Go to any travel hub and you’ll see that almost every case will be of the wheelie variety, but not all wheelies are created equal. Most are two wheels and of course two is better than none at all, but they are pulled along and that can be hard work compared to the four-wheel jobs that can be really easily pushed as you walk along smooth floors, and then pulled when you get to carpeted areas.
The PhotoStream SP 200 is a four-wheel case and ideal for photographers on the move, and suitable for full-frame, medium-format as well as serious mirrorless outfits. It is spacious enough for a camera kit together with a portable flash kit; its 8.8in depth means many lenses can be stood on their ends.
This case’s wheels run very smoothly and the extending handle comes up to a good height, locking firmly into position (there are two heights). A solid ‘armoured’ front panel made from moulded EVA feels strong and firm, and the base has extra (removable) padding so protection levels are impressively high. The supplied divider set with Velcro flaps offers plenty of layout flexibility, and dividers stay put once positioned.
The picture (below) gives you an idea of load potential and flexibility. Two cameras, lenses, filters and flashgun fitted nicely, so the SP 200 certainly has all the capacity I’d need.
Lowepro’s PhotoStream SP 200 is a top case, really well put together, featuring a first-rate wheelset and plenty of storage space, plus high levels of padded protection.

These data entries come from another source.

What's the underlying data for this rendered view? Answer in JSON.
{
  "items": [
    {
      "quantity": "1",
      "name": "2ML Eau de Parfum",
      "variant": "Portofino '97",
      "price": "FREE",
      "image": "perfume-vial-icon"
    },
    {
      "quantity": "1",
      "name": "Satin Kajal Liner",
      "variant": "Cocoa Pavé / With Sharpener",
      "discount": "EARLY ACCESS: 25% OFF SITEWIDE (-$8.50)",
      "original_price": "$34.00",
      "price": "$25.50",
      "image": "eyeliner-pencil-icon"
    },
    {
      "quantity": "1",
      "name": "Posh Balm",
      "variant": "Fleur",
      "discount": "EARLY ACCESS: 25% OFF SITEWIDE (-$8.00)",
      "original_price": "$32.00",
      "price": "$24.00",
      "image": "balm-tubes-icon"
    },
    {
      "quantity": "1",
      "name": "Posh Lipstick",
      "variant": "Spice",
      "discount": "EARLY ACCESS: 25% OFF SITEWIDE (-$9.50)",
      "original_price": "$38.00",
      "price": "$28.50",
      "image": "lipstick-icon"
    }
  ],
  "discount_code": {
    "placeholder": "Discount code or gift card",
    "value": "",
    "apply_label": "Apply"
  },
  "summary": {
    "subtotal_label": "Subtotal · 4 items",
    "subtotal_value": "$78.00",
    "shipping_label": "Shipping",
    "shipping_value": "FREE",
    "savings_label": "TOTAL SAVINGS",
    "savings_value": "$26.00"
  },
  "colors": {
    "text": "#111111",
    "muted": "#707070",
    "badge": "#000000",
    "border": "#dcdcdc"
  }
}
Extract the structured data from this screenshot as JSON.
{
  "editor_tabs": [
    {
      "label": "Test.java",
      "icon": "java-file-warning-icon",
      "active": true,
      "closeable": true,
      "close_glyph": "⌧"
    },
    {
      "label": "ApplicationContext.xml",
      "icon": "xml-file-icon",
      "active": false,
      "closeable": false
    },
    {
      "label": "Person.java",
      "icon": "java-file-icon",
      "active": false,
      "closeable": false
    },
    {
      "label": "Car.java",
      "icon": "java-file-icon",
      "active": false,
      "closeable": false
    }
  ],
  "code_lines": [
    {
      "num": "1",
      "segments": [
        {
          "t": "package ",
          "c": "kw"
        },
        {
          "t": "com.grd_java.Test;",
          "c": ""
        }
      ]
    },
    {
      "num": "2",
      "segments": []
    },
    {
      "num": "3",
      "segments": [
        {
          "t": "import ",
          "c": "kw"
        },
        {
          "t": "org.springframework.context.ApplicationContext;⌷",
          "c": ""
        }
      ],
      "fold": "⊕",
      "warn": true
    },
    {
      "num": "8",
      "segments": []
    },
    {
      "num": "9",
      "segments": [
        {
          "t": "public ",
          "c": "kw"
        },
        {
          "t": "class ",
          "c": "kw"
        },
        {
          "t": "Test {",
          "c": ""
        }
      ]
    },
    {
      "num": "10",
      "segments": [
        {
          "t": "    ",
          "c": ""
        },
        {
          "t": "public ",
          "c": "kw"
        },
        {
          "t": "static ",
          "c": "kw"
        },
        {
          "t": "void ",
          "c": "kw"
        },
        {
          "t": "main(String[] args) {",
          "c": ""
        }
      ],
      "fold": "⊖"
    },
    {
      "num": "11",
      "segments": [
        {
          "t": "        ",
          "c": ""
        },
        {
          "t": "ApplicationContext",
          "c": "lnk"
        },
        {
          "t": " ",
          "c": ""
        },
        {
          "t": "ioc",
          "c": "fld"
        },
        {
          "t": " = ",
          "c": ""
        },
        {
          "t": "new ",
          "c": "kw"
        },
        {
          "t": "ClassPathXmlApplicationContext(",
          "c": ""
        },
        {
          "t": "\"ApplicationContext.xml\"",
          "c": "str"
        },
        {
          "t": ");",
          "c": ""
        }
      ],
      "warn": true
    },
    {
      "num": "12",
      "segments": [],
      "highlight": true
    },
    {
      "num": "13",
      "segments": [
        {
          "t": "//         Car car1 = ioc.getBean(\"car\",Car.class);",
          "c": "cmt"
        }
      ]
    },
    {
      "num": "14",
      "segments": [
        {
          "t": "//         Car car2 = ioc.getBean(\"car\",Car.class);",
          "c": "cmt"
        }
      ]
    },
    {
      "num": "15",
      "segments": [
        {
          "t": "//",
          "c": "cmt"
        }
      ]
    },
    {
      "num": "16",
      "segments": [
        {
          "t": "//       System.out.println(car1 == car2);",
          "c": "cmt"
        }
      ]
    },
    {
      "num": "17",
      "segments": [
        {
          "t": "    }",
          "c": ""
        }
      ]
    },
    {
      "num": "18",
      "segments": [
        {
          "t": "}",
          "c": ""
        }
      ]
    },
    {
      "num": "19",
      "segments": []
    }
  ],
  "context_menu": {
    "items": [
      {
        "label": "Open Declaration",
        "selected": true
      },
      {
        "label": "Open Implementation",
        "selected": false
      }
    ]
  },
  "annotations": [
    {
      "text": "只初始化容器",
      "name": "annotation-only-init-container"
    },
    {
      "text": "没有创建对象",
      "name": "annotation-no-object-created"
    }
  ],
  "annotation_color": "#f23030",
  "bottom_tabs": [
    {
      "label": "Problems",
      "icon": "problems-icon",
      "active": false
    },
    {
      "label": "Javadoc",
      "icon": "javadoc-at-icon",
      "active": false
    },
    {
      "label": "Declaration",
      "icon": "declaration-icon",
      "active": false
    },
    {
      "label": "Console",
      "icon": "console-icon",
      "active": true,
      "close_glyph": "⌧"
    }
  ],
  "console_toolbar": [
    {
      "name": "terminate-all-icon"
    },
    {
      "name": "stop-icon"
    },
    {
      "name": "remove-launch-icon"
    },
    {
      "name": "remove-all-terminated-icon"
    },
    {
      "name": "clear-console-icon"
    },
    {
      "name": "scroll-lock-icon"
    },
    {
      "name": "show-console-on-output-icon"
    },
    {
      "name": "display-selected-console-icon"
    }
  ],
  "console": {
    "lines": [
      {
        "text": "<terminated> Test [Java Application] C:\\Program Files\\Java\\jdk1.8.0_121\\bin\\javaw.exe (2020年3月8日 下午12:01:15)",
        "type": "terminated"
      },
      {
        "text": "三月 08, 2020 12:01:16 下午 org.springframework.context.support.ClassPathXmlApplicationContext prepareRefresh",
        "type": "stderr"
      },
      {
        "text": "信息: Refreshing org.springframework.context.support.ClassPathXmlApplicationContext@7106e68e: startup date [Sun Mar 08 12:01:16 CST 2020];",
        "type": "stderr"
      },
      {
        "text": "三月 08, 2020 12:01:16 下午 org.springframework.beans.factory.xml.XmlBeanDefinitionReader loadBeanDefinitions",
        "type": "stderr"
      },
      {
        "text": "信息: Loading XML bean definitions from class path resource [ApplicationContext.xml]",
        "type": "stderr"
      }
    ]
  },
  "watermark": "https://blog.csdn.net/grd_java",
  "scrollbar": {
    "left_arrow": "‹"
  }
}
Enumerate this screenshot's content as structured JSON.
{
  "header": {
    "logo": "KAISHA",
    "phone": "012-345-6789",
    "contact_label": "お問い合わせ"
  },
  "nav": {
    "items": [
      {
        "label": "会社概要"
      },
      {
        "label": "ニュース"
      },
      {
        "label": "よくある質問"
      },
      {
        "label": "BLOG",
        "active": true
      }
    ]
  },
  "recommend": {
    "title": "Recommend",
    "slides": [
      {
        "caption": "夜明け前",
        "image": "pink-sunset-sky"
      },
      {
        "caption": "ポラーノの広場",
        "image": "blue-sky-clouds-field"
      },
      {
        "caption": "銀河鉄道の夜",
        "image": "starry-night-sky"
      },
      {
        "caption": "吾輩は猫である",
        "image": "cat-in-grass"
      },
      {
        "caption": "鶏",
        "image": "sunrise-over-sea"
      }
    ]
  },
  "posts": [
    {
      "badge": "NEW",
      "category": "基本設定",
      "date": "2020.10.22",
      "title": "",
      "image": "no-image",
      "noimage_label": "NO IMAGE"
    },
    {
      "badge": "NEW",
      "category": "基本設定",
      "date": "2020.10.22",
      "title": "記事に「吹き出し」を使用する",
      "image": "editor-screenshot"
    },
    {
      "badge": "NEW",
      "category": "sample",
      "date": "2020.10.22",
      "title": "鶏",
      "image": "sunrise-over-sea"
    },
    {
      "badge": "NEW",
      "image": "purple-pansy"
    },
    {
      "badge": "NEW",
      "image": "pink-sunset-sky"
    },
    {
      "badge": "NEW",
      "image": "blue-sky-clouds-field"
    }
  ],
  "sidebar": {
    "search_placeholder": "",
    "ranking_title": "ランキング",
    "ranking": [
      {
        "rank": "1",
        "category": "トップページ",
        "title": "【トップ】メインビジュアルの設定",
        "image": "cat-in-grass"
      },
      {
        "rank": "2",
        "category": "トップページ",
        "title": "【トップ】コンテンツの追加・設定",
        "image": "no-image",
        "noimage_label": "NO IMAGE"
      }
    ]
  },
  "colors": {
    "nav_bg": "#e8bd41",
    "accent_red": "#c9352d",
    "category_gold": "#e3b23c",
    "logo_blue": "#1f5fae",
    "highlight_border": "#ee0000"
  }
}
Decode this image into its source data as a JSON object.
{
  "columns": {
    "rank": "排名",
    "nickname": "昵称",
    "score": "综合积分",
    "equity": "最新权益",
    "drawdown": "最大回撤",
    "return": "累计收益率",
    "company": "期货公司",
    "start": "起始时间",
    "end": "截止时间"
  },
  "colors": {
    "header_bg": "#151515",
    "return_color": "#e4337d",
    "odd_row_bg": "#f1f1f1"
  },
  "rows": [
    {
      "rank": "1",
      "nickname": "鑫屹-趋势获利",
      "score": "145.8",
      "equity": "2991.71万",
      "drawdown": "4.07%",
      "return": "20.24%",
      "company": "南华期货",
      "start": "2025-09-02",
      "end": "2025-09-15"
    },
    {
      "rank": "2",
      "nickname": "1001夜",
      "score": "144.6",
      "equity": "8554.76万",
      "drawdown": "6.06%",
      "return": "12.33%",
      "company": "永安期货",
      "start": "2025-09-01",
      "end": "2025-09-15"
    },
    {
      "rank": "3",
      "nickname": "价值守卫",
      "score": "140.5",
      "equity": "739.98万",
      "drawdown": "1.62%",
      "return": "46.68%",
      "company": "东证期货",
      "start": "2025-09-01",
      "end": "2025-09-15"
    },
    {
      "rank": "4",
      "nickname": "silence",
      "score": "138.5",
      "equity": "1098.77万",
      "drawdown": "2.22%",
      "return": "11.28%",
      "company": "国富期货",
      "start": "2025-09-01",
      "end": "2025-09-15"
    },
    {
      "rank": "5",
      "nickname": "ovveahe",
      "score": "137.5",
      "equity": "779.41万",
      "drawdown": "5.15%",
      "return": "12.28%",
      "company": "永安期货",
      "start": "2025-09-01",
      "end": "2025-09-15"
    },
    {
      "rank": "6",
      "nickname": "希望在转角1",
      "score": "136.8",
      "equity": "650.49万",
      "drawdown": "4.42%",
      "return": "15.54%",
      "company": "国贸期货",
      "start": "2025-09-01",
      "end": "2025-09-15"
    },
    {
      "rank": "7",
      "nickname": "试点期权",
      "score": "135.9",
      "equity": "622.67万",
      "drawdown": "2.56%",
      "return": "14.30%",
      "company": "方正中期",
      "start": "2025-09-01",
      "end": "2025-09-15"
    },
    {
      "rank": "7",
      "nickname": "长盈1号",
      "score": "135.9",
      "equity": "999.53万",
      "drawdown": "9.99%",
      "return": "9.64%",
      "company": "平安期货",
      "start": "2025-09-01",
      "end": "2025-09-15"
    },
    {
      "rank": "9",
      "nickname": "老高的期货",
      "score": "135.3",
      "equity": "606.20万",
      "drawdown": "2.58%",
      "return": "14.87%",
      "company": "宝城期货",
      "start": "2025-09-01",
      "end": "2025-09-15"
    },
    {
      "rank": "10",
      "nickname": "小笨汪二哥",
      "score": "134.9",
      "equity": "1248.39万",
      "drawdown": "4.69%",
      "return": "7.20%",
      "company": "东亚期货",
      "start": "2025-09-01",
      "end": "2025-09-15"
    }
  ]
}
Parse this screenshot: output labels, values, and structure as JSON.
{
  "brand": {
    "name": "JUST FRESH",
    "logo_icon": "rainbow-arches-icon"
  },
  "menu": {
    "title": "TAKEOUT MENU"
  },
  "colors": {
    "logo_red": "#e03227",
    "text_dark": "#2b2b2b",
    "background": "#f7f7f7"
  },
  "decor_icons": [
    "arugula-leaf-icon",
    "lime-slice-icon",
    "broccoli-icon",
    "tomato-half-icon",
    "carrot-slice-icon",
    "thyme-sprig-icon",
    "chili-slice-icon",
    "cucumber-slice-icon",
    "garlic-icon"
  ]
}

It rates highly in use and I had no issues with the wheels or the case’s protection skills. It’s not a cheap unit but its build quality makes it very good value.
Pros: Great wheelset, high level of protection, plenty of dividers supplied
Cons: A secure front pocket for documents would have been nice
|Tablet compartment dimensions||
|Handle height||Max extension to 104cm off the ground|
Lowepro m-Trekker BP 150:
The lower profile of mirrorless cameras and the typically smaller lenses means the bag you had for your DSLR outfit is probably no longer suitable. That’s right, downsizing your camera is a good excuse for a new bag, and here’s a backpack designed for a decent-sized mirrorless outfit. It is available in Black Cordura or Grey Canvex, and an integrated all-weather cover is fitted as standard.
This is essentially a two-section backpack, although the floor of the top compartment can be folded down to give one larger storage area. Access to the camera storage bottom section is via the back panel only, which gives good gear security but does mean getting at your kit takes longer, although this can be mitigated by swapping stuff in the two sections around. So I used the bag by putting my camera and a spare lens in the top section, and moved snacks, drink and a waterproof jacket down to the lower section. A travel tripod can also be stowed under the bag.
Comfort rates highly thanks to the padded back panel and wide shoulder straps: it’s comfortable to carry even when fully laden. However, I would have liked a sternum strap.
The m-Trekker BP 150 is a great value slimline backpack with impressive capacity for a decent-sized mirrorless imaging outfit, including a laptop.
Pros: Thin profile, capacity, two side pockets and one front pocket
Cons: No sternum strap
|Colour||Black Cordura or Grey Canvex|
|camera compartment dimensions||27x12x29cm|
|Tablet compartment dimensions||24x11x4cm|
|All weather cover||fitted|
As featured in issue 58 of Photography News.